(Data excerpts)

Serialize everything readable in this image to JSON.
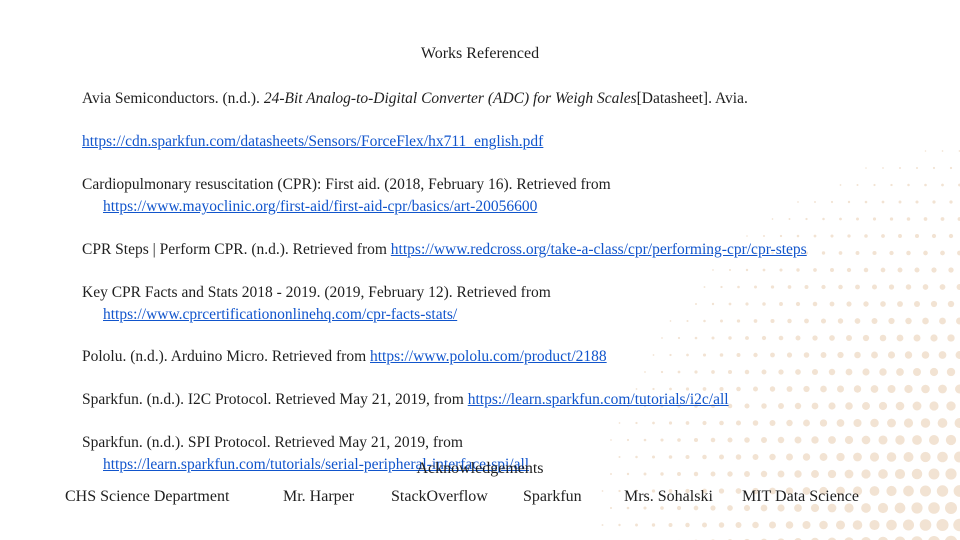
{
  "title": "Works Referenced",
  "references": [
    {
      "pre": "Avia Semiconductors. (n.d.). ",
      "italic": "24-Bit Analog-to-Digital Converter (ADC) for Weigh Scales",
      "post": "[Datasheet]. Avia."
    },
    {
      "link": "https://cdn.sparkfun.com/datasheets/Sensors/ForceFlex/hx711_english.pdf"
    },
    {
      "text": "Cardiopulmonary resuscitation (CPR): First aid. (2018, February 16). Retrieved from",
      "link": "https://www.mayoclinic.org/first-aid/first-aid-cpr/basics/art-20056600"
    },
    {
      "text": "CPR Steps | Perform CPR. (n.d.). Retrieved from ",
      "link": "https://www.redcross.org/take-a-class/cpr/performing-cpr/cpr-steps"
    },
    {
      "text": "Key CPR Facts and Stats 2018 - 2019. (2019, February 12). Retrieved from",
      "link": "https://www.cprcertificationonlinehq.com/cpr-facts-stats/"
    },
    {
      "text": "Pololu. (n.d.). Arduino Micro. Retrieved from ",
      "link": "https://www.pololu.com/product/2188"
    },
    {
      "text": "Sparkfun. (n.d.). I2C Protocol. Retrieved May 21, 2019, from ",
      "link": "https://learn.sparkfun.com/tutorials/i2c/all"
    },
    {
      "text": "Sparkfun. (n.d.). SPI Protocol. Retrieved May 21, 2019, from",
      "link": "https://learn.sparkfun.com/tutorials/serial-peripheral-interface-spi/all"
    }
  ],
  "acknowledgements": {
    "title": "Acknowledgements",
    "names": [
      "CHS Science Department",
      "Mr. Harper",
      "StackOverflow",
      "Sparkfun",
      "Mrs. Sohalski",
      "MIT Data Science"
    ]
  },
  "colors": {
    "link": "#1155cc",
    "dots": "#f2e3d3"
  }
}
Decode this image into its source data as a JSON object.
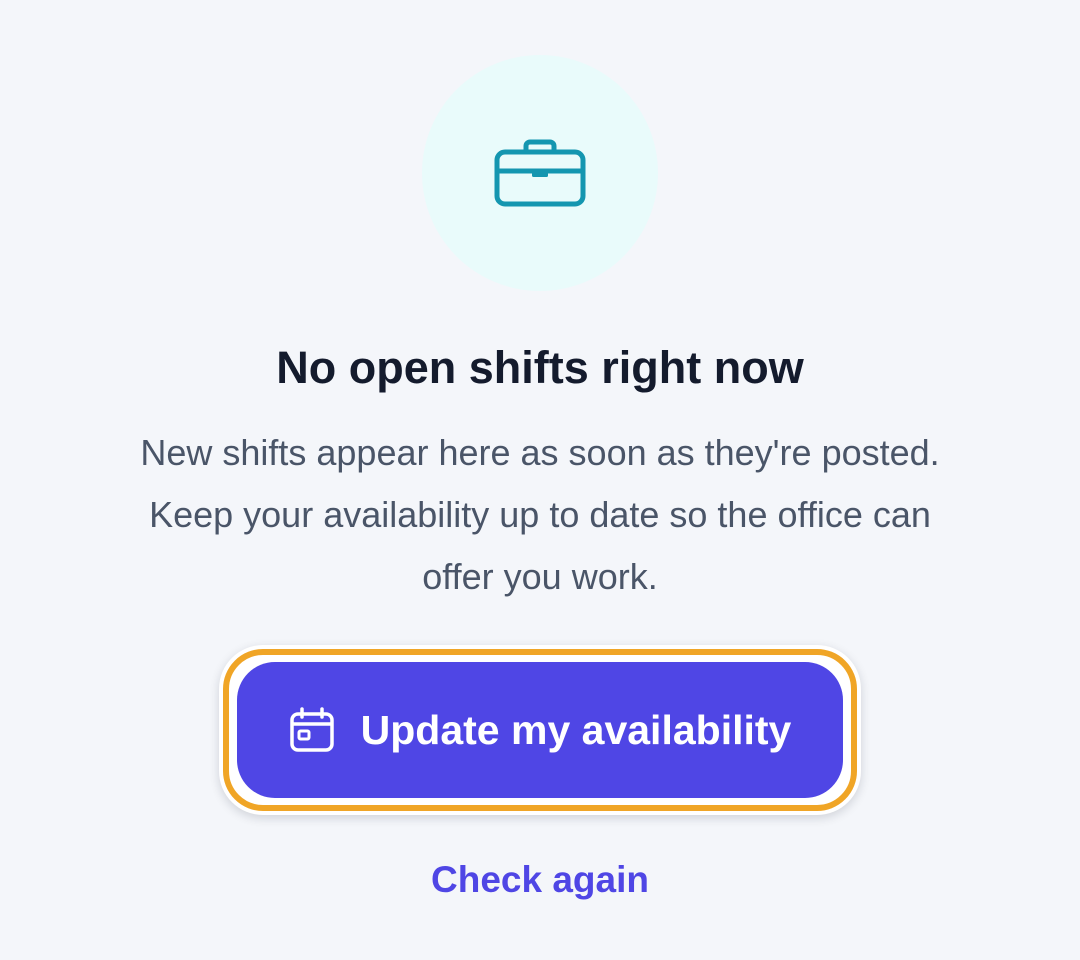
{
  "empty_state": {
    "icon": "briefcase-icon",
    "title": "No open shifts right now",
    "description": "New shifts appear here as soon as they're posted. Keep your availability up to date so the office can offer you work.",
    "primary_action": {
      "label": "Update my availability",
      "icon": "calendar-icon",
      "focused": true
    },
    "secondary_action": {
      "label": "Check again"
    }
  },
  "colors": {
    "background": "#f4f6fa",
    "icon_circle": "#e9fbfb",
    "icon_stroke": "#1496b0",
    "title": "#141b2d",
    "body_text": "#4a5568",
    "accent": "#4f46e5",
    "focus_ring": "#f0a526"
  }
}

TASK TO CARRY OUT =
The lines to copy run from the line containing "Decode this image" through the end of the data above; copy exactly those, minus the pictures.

EXERCISE RESULT =
Decode this image into its source data as a JSON object.
{
  "empty_state": {
    "icon": "briefcase-icon",
    "title": "No open shifts right now",
    "description": "New shifts appear here as soon as they're posted. Keep your availability up to date so the office can offer you work.",
    "primary_action": {
      "label": "Update my availability",
      "icon": "calendar-icon",
      "focused": true
    },
    "secondary_action": {
      "label": "Check again"
    }
  },
  "colors": {
    "background": "#f4f6fa",
    "icon_circle": "#e9fbfb",
    "icon_stroke": "#1496b0",
    "title": "#141b2d",
    "body_text": "#4a5568",
    "accent": "#4f46e5",
    "focus_ring": "#f0a526"
  }
}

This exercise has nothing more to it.